The exciting news in 2010 that Papo was to release a plesiosaur, their first ever marine reptile, was quickly quashed when I saw the early publicity photograph. The picture revealed a disappointing Nessie-like concoction with a chubby body and a swan-like neck. In the flesh, The Papo Plesiosaurus evokes mixed feelings. At best, the figure represents a moderate restoration of a generic plesiosaur. At worst, this is a monster toy. It all depends on your point of view…
It’s almost unfair to judge Papo’s prehistoric animals from a scientific perspective because anatomical accuracy is obviously not a major part of their remit. Some of Papo’s prehistoric creatures are very accurate so there are exceptions, although I question whether this is by design or simply fortuitous. But Papo’s highly detailed renderings of dinosaurs stem from popular images, irrespective of their accuracy. While some popular images of dinosaurs are accurate, others are not, and this reflects in the palaeontologically hit-and-miss nature of their line. Papo divides dinosaur collectors for this very reason, and it makes it difficult to review Papo dinosaurs on their own merits. The association of plesiosaurs with lake monsters in pop culture, and the notoriously inaccurate popular image of plesiosaurs in general, means we shouldn’t be entirely surprised that the Papo Plesiosaurus looks the way it does. As with previous offerings by Papo, sometimes their source of ‘inspiration’ is obvious (Jurassic Park) and other times it is not (specific paintings from Paleoartists), so one of the interesting aspects of this figure is trying to identify the source (or sources) of ‘inspiration’.

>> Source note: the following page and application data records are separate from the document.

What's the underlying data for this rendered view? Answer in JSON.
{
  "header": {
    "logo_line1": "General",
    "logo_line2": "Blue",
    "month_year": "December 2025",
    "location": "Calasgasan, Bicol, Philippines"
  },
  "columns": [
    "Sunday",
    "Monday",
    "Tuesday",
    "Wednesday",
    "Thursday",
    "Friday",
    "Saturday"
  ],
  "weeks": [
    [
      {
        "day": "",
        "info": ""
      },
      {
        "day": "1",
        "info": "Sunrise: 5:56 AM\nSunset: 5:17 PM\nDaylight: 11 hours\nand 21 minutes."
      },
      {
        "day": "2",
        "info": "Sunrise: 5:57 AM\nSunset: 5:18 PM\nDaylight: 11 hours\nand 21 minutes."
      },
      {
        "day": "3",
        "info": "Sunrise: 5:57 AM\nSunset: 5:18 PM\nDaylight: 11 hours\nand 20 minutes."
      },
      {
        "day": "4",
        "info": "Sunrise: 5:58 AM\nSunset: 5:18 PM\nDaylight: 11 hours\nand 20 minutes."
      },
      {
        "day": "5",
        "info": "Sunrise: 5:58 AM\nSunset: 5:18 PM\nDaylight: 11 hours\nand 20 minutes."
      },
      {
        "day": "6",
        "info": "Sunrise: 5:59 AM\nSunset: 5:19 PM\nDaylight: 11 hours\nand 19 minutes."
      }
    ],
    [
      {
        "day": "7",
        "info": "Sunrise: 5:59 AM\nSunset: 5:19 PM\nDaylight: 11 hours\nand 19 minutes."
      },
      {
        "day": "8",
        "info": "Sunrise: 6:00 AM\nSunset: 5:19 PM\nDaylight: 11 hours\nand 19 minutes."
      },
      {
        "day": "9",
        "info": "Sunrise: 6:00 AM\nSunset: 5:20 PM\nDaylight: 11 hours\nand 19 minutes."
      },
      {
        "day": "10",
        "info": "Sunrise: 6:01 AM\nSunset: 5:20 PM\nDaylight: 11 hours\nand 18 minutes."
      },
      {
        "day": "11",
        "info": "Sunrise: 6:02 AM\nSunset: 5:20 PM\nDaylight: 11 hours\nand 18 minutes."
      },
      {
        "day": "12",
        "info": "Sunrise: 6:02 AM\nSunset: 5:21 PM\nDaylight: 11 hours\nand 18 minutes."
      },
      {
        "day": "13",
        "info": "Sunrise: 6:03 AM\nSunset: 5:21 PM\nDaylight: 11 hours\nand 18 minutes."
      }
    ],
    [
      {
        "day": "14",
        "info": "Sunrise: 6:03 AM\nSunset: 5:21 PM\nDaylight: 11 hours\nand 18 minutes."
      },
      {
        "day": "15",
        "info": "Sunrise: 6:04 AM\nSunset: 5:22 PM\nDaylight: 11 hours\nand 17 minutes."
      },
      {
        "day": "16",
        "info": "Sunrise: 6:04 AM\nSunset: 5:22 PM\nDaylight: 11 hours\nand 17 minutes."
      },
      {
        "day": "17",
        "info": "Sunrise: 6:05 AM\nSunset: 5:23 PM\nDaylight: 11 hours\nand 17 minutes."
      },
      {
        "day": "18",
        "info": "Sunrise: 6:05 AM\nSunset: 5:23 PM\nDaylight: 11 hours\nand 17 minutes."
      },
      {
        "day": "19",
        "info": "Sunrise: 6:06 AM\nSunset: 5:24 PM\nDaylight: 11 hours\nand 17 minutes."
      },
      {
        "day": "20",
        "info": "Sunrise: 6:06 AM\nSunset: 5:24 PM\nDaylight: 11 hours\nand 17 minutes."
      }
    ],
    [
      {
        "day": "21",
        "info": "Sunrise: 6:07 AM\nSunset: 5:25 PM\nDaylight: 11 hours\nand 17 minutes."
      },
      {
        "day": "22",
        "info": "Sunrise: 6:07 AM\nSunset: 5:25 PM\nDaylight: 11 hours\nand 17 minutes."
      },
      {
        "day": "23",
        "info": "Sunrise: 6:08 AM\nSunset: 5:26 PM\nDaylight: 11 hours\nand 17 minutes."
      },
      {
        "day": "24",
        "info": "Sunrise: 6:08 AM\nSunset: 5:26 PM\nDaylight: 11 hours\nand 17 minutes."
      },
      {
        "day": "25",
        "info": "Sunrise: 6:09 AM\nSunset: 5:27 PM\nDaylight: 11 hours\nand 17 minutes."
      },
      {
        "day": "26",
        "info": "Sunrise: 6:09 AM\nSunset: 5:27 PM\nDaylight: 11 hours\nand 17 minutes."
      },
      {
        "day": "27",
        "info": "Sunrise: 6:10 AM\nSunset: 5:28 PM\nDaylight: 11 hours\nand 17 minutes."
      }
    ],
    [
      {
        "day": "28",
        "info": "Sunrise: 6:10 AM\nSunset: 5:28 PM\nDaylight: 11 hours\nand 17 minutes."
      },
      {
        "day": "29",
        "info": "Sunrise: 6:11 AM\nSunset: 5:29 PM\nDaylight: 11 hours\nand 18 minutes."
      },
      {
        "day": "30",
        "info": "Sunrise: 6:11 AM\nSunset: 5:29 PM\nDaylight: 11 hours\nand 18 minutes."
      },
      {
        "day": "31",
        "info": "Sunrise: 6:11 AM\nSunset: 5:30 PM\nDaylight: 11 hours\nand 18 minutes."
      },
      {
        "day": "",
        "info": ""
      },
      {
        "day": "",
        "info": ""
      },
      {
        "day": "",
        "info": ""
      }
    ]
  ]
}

The head is actually rather good if one considers it not as a Plesiosaurus, but as a longer-snouted relative such as Attenborosaurus. It is certainly the most accurate part of the sculpt. The eyes are correctly positioned midway along the skull, the nostrils are accurately retracted close to the eyes, and there are depressions at the back, on the top of the skull that roughly correspond to the temporal openings. The mouth is closed and doesn’t articulate like some other Papo figures. The teeth form a mean-looking interlocking mesh. Some ridges on the skull do not correspond with true plesiosaurian anatomy, but I’m rather impressed overall, it is excellently sculpted and convincingly plesiosaurian. Moving on to the body though, things start to go downhill.
The neck forms an S-shape curve like a Nessie. Although plesiosaurs had some limited flexibility in their neck, this posture is beyond those limits. The neck was held out directly in front of the body in real plesiosaurs. The body of the Papo plesiosaur is short and deep – too short. The flippers are also rather stubby, especially the hind flippers, which are too short again. All four flippers have a distinct ‘elbow’/’knee’, which is characteristic of the plesiosaur Cryptoclidus (but not Plesiosaurus). The overall pose is pretty static and dull, which contrasts greatly to the dynamic poses of many other Papo figures. There are a few small bumps or blemishes along with many scratches on the surface, which add character to the piece.
Peculiarly, the tail has a slight diamond-shape flattened fin. Plesiosaurs are sometimes depicted with a vertical tail fin and there is some evidence to back this up, however, there is no evidence for a horizontal fin as depicted in this figure. A horizontal fin is characteristic of marine mammals and some movie monsters, maybe Papo took inspiration from “The Water Horse” or a similar movie, which could account for this anatomical blooper?
The colouration is dark grey on top with paler grey below. There is a pale patch on the side of the snout and the teeth are picked out in white. The paint is neatly applied with great detail on the head but rather crudely on the flippers and body. The pattern and shades are almost identical to those of a plesiosaur model featured in a BBC documentary on Loch Ness, the model is now on display in the Oxford Museum in the UK. Photos of this highly inaccurate model (arbitrarily attributed to Cryptoclidus) are common on the web, so I’d wager that this was the primary inspiration for Papo. At 23 cm long, this is a sizable figure.
In conclusion, the Papo Plesiosaurus can’t be regarded as a Plesiosaurus, but an unusual mix of various plesiosaur species, movie creatures, and legendary monsters. It’s really not as bad as it could have been, but nor is it up there with the Papo Allosaurus (which I maintain is still the best widely available dinosaur toy). I find it difficult to dislike the figure entirely and the head is almost redeeming, but if I’m going to put my palaeontologist hat on (as I typically do when I write these reviews), then this figure must be regarded as failure. Which is a real shame as this figure had so much potential.
Available on eBay here